India's chances to assert its claim to be even-steven with
But the current standoff over embargoing Iran, which
supplies 11% of India's oil needs, is so vital to New
Delhi's national interests that it begs for more proactive
diplomacy on the question of hegemony in the Middle East.
Unlike China, which has a first-mover advantage, India is
also realizing the value of Africa and Latin America as
stable sources of energy and trade rather late.
The economic war via Iran's oil embargo should be a wakeup
call to redouble Indian diplomacy and foreign investment in
these two hitherto neglected continents, while not passively
turning one's back on the still pivotal Middle East.
Playing it safe and seeking more assured oil supplies is an
evolutionary process for Asian powers. The interregnum
period, until they tether their economies firmly to Africa
and Latin America, will require joint positioning for
maintaining a power balance in the Middle East.
Sreeram Chaulia is
Professor and Vice Dean of the Jindal School of
International Affairs in Sonipat, India, and the first B
Raman Fellow for Geopolitical Analysis at the strategic
affairs think-tank, The Takshashila Institution. He
is author of the recently released International
Organizations and Civilian Protection: Power, Ideas and
Humanitarian Aid in Conflict Zones.
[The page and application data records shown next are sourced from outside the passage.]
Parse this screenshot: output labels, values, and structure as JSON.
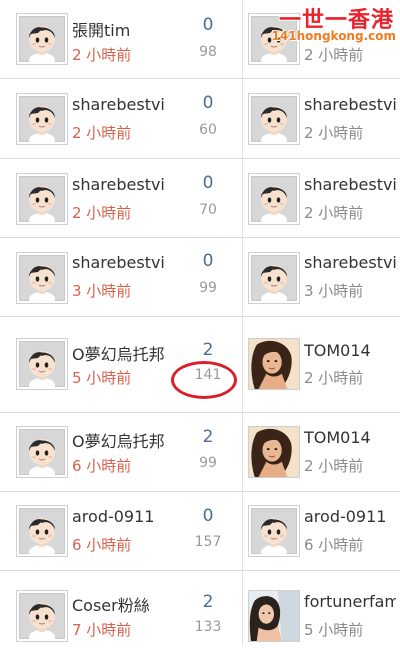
{
  "logo": {
    "title": "一世一香港",
    "url": "141hongkong.com"
  },
  "rows": [
    {
      "left": {
        "name": "張開tim",
        "time": "2 小時前",
        "replies": "0",
        "views": "98"
      },
      "right": {
        "name": "",
        "time": "2 小時前",
        "avatar": "default"
      }
    },
    {
      "left": {
        "name": "sharebestvi",
        "time": "2 小時前",
        "replies": "0",
        "views": "60"
      },
      "right": {
        "name": "sharebestvi",
        "time": "2 小時前",
        "avatar": "default"
      }
    },
    {
      "left": {
        "name": "sharebestvi",
        "time": "2 小時前",
        "replies": "0",
        "views": "70"
      },
      "right": {
        "name": "sharebestvi",
        "time": "2 小時前",
        "avatar": "default"
      }
    },
    {
      "left": {
        "name": "sharebestvi",
        "time": "3 小時前",
        "replies": "0",
        "views": "99"
      },
      "right": {
        "name": "sharebestvi",
        "time": "3 小時前",
        "avatar": "default"
      }
    },
    {
      "left": {
        "name": "O夢幻烏托邦",
        "time": "5 小時前",
        "replies": "2",
        "views": "141"
      },
      "right": {
        "name": "TOM014",
        "time": "2 小時前",
        "avatar": "photo-woman"
      }
    },
    {
      "left": {
        "name": "O夢幻烏托邦",
        "time": "6 小時前",
        "replies": "2",
        "views": "99"
      },
      "right": {
        "name": "TOM014",
        "time": "2 小時前",
        "avatar": "photo-woman"
      }
    },
    {
      "left": {
        "name": "arod-0911",
        "time": "6 小時前",
        "replies": "0",
        "views": "157"
      },
      "right": {
        "name": "arod-0911",
        "time": "6 小時前",
        "avatar": "default"
      }
    },
    {
      "left": {
        "name": "Coser粉絲",
        "time": "7 小時前",
        "replies": "2",
        "views": "133"
      },
      "right": {
        "name": "fortunerfam",
        "time": "5 小時前",
        "avatar": "photo-woman-2"
      }
    }
  ],
  "highlight": {
    "row": 4,
    "field": "views",
    "color": "#d8202a"
  }
}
(Copyright 2012 Asia Times Online (Holdings) Ltd. All rights
reserved. Please contact us about sales, syndication and
All material on
this website is copyright and may not be republished in any form
without written permission.
© Copyright 1999 -
2012 Asia Times Online (Holdings), Ltd.
Head Office: Unit
B, 16/F, Li Dong Building, No. 9 Li Yuen Street East, Central,
Thailand Bureau: 11/13
Petchkasem Road, Hua Hin, Prachuab Kirikhan, Thailand 77110